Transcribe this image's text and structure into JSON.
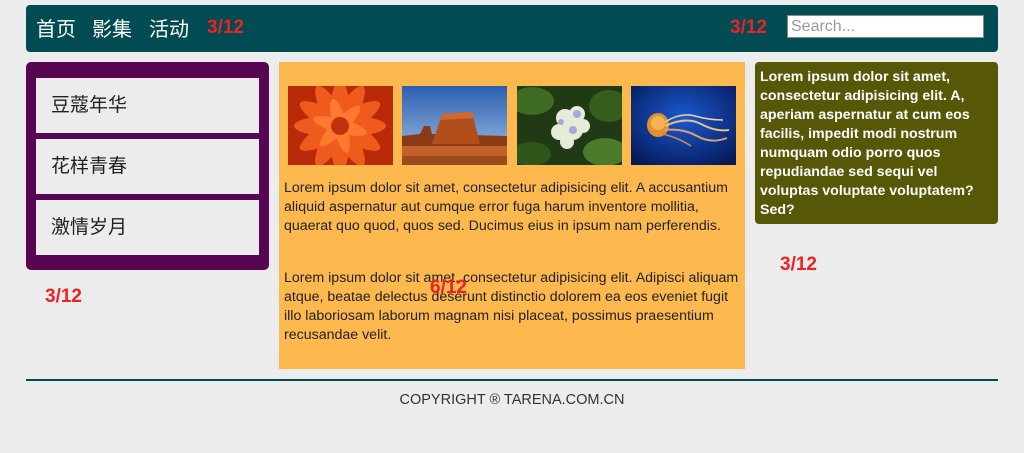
{
  "nav": {
    "items": [
      "首页",
      "影集",
      "活动"
    ],
    "grid_label_left": "3/12",
    "grid_label_right": "3/12",
    "search_placeholder": "Search..."
  },
  "sidebar": {
    "items": [
      "豆蔻年华",
      "花样青春",
      "激情岁月"
    ],
    "grid_label": "3/12"
  },
  "main": {
    "images": [
      "chrysanthemum-photo",
      "desert-butte-photo",
      "hydrangea-photo",
      "jellyfish-photo"
    ],
    "paragraphs": [
      "Lorem ipsum dolor sit amet, consectetur adipisicing elit. A accusantium aliquid aspernatur aut cumque error fuga harum inventore mollitia, quaerat quo quod, quos sed. Ducimus eius in ipsum nam perferendis.",
      "Lorem ipsum dolor sit amet, consectetur adipisicing elit. Adipisci aliquam atque, beatae delectus deserunt distinctio dolorem ea eos eveniet fugit illo laboriosam laborum magnam nisi placeat, possimus praesentium recusandae velit."
    ],
    "grid_label": "6/12"
  },
  "aside": {
    "text": "Lorem ipsum dolor sit amet, consectetur adipisicing elit. A, aperiam aspernatur at cum eos facilis, impedit modi nostrum numquam odio porro quos repudiandae sed sequi vel voluptas voluptate voluptatem? Sed?",
    "grid_label": "3/12"
  },
  "footer": {
    "copyright": "COPYRIGHT ® TARENA.COM.CN"
  },
  "colors": {
    "topbar": "#004c52",
    "sidebar": "#560652",
    "main": "#fdb94d",
    "aside": "#565808",
    "grid_label": "#ee2222"
  }
}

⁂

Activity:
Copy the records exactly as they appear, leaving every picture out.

Exercise response:
Transcribe this image's text and structure into JSON.
{
  "nav": {
    "items": [
      "首页",
      "影集",
      "活动"
    ],
    "grid_label_left": "3/12",
    "grid_label_right": "3/12",
    "search_placeholder": "Search..."
  },
  "sidebar": {
    "items": [
      "豆蔻年华",
      "花样青春",
      "激情岁月"
    ],
    "grid_label": "3/12"
  },
  "main": {
    "images": [
      "chrysanthemum-photo",
      "desert-butte-photo",
      "hydrangea-photo",
      "jellyfish-photo"
    ],
    "paragraphs": [
      "Lorem ipsum dolor sit amet, consectetur adipisicing elit. A accusantium aliquid aspernatur aut cumque error fuga harum inventore mollitia, quaerat quo quod, quos sed. Ducimus eius in ipsum nam perferendis.",
      "Lorem ipsum dolor sit amet, consectetur adipisicing elit. Adipisci aliquam atque, beatae delectus deserunt distinctio dolorem ea eos eveniet fugit illo laboriosam laborum magnam nisi placeat, possimus praesentium recusandae velit."
    ],
    "grid_label": "6/12"
  },
  "aside": {
    "text": "Lorem ipsum dolor sit amet, consectetur adipisicing elit. A, aperiam aspernatur at cum eos facilis, impedit modi nostrum numquam odio porro quos repudiandae sed sequi vel voluptas voluptate voluptatem? Sed?",
    "grid_label": "3/12"
  },
  "footer": {
    "copyright": "COPYRIGHT ® TARENA.COM.CN"
  },
  "colors": {
    "topbar": "#004c52",
    "sidebar": "#560652",
    "main": "#fdb94d",
    "aside": "#565808",
    "grid_label": "#ee2222"
  }
}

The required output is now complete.